City University of New York School of Public Health (CUNY SPH) researcher Dr. Heidi Jones, was recently awarded a planning grant from the Society of Family Planning to study using a reproductive justice framework to integrate reproductive health services and primary care in New York. In recent years, the public health community has recommended the inclusion of reproductive intention screening into primary care settings, such as through the use of the “One Key Question” (OKQ). Including pregnancy intention questions into primary care could improve pre-conception care for women who desire pregnancy as well as contraceptive choices for women who do not. However, the OKQ protocol guides providers to promote long acting reversible contraceptives (LARCs), rather than the full array of contraceptive options. At the same time, successes in reducing unintended pregnancies by increasing use of LARCs have led to a widespread call to increase access to these methods. Proposed metrics to measure the impact of integration of fertility intention questions into primary care, as well as metrics for quality of family planning services, also include measures of LARC uptake.
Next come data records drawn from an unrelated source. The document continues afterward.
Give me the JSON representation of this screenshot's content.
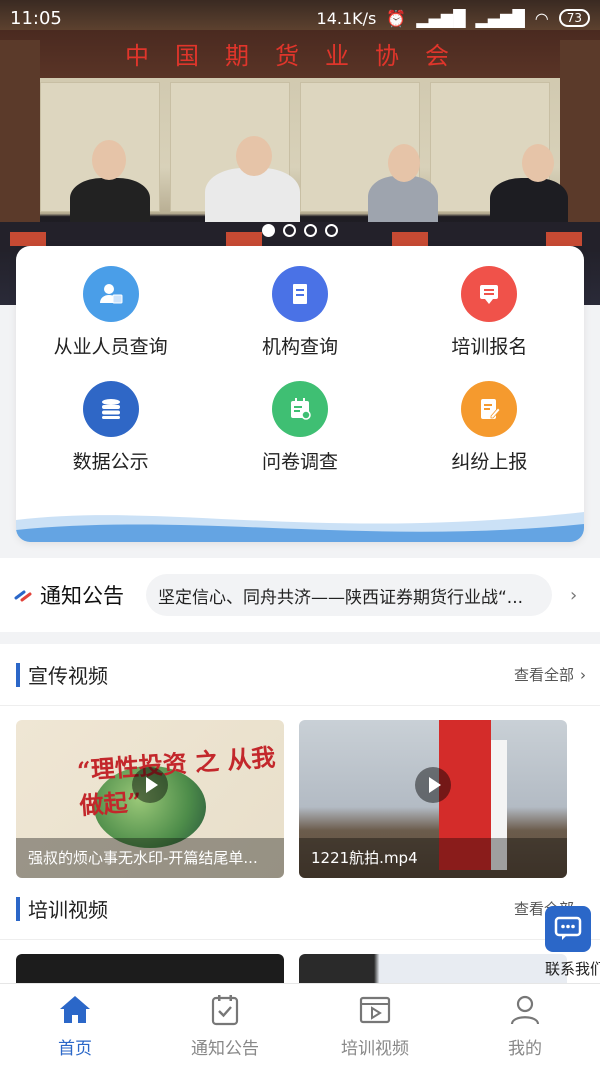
{
  "status_bar": {
    "time": "11:05",
    "speed": "14.1K/s",
    "battery": "73"
  },
  "banner": {
    "text": "中国期货业协会",
    "slide_count": 4,
    "active_slide": 0
  },
  "quick_actions": [
    {
      "label": "从业人员查询",
      "icon": "person-card-icon",
      "color": "#4a9ee8"
    },
    {
      "label": "机构查询",
      "icon": "building-icon",
      "color": "#4a72e6"
    },
    {
      "label": "培训报名",
      "icon": "register-icon",
      "color": "#f0524a"
    },
    {
      "label": "数据公示",
      "icon": "database-icon",
      "color": "#2f67c6"
    },
    {
      "label": "问卷调查",
      "icon": "survey-icon",
      "color": "#3fbf73"
    },
    {
      "label": "纠纷上报",
      "icon": "report-icon",
      "color": "#f59a2e"
    }
  ],
  "notice": {
    "title": "通知公告",
    "text": "坚定信心、同舟共济——陕西证券期货行业战“..."
  },
  "promo_videos": {
    "title": "宣传视频",
    "more": "查看全部",
    "items": [
      {
        "caption": "强叔的烦心事无水印-开篇结尾单...",
        "slogan": "“理性投资 之 从我做起”"
      },
      {
        "caption": "1221航拍.mp4"
      }
    ]
  },
  "training_videos": {
    "title": "培训视频",
    "more": "查看全部"
  },
  "contact": {
    "label": "联系我们"
  },
  "tabbar": [
    {
      "label": "首页",
      "active": true
    },
    {
      "label": "通知公告",
      "active": false
    },
    {
      "label": "培训视频",
      "active": false
    },
    {
      "label": "我的",
      "active": false
    }
  ]
}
The promotion for increased LARC access, coupled with LARC uptake evaluation metrics has a two-fold consequence. It endorses LARCs during contraceptive counseling while de-emphasizing efforts to integrate reproductive health services into primary care. While expansion of access to LARCs has the potential to reduce unplanned pregnancies, the history of similar previous efforts is fraught with human rights abuses denying women’s autonomy over their own fertility. These abuses have been especially prevalent among poor women and women of color. This is a critical socio-historical moment.
The goal of this project will be to establish a common research and policy agenda for integration of reproductive health services into primary care in New York following reproductive justice principles. Participants will include reproductive justice activists and organizations, women’s health and communities of color advocates, primary care health facility networks, professional family medicine, and obstetric and gynecologist provider organizations, public and private health insurance agencies, and the New York City and State health departments.